[Interface dataset entries]
----
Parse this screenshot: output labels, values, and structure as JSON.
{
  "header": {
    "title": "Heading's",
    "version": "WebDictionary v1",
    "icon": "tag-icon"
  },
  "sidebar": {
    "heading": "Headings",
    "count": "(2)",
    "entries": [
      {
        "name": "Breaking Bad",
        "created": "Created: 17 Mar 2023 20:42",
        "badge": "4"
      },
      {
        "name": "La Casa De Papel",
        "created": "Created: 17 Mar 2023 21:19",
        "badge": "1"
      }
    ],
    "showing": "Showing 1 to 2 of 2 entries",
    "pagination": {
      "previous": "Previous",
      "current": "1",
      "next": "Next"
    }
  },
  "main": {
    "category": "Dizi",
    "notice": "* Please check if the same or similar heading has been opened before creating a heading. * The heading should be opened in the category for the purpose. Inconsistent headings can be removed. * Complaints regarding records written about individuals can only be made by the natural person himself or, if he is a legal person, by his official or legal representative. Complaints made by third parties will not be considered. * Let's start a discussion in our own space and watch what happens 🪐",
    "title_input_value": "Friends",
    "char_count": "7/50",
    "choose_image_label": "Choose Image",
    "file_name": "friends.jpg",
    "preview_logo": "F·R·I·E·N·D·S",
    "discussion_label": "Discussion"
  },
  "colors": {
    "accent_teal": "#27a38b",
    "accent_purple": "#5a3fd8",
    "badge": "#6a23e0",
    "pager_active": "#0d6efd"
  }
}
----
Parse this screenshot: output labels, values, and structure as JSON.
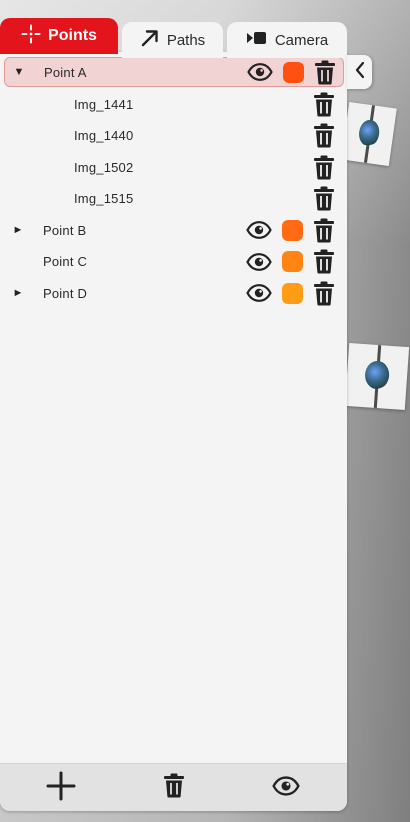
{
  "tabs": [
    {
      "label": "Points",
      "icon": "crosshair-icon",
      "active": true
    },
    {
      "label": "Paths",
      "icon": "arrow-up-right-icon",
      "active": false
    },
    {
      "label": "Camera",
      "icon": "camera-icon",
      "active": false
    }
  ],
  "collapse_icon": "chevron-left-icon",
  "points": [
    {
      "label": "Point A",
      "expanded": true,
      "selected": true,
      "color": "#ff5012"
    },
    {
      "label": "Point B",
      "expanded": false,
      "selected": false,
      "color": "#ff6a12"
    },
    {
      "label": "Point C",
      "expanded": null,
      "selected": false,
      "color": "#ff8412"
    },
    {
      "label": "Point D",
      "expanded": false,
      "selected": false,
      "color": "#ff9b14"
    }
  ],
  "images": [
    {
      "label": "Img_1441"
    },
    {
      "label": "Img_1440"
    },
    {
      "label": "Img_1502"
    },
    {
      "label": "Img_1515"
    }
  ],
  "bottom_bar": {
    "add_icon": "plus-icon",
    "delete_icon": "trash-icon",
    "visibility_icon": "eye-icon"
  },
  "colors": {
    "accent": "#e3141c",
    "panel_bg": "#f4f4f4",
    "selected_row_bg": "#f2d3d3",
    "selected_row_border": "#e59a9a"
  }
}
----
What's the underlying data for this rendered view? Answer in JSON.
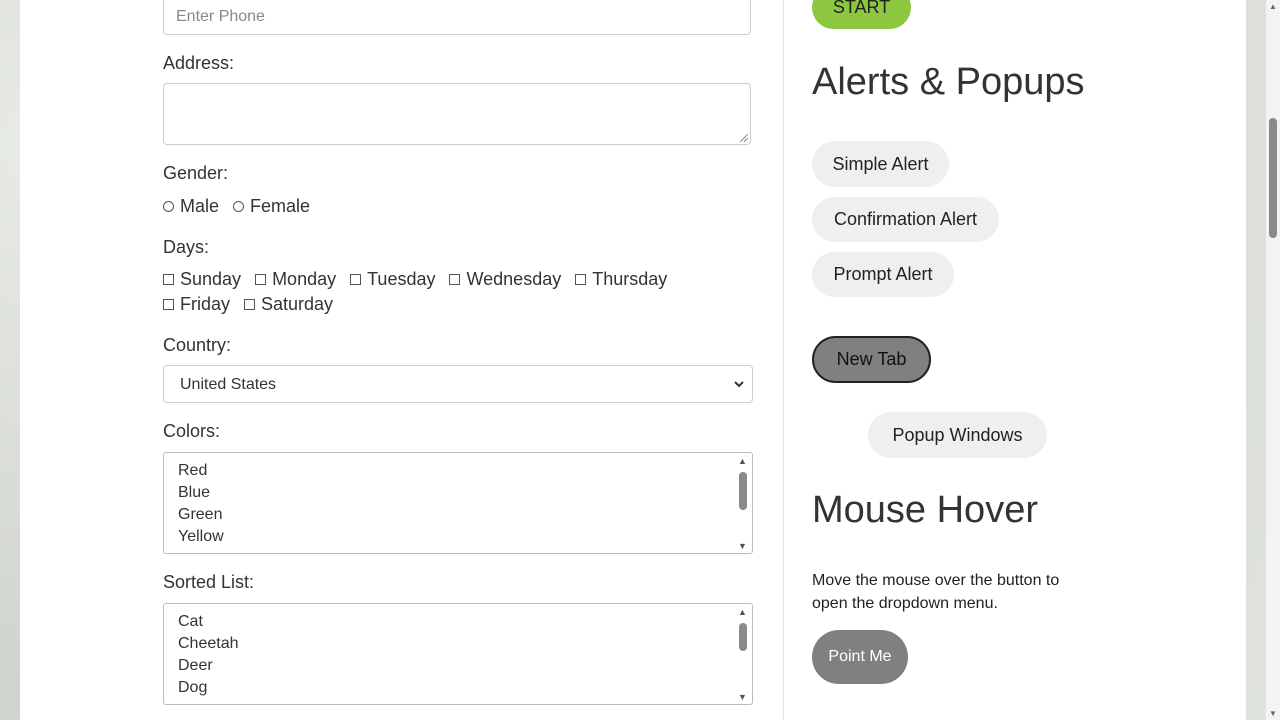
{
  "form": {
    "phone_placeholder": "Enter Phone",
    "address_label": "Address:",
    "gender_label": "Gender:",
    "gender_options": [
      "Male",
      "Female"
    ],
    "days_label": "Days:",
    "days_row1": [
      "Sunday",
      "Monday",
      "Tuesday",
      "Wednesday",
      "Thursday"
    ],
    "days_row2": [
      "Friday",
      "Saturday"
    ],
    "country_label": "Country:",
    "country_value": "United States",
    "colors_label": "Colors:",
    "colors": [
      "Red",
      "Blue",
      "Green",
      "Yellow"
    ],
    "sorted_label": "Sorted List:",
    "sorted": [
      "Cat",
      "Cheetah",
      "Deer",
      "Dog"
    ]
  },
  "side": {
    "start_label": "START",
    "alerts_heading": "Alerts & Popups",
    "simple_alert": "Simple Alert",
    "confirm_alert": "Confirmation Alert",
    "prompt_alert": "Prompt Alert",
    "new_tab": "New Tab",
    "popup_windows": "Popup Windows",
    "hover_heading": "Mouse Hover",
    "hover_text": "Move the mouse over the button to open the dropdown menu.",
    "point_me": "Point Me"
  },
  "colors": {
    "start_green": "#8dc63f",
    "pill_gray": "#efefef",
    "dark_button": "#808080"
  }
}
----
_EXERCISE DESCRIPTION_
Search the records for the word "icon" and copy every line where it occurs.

_TASK RESPONSE_
    "icon": "tag-icon"
      "icon": "crosshair-icon",
      "icon": "arrow-up-right-icon",
      "icon": "camera-icon",
  "collapse_icon": "chevron-left-icon",
    "add_icon": "plus-icon",
    "delete_icon": "trash-icon",
    "visibility_icon": "eye-icon"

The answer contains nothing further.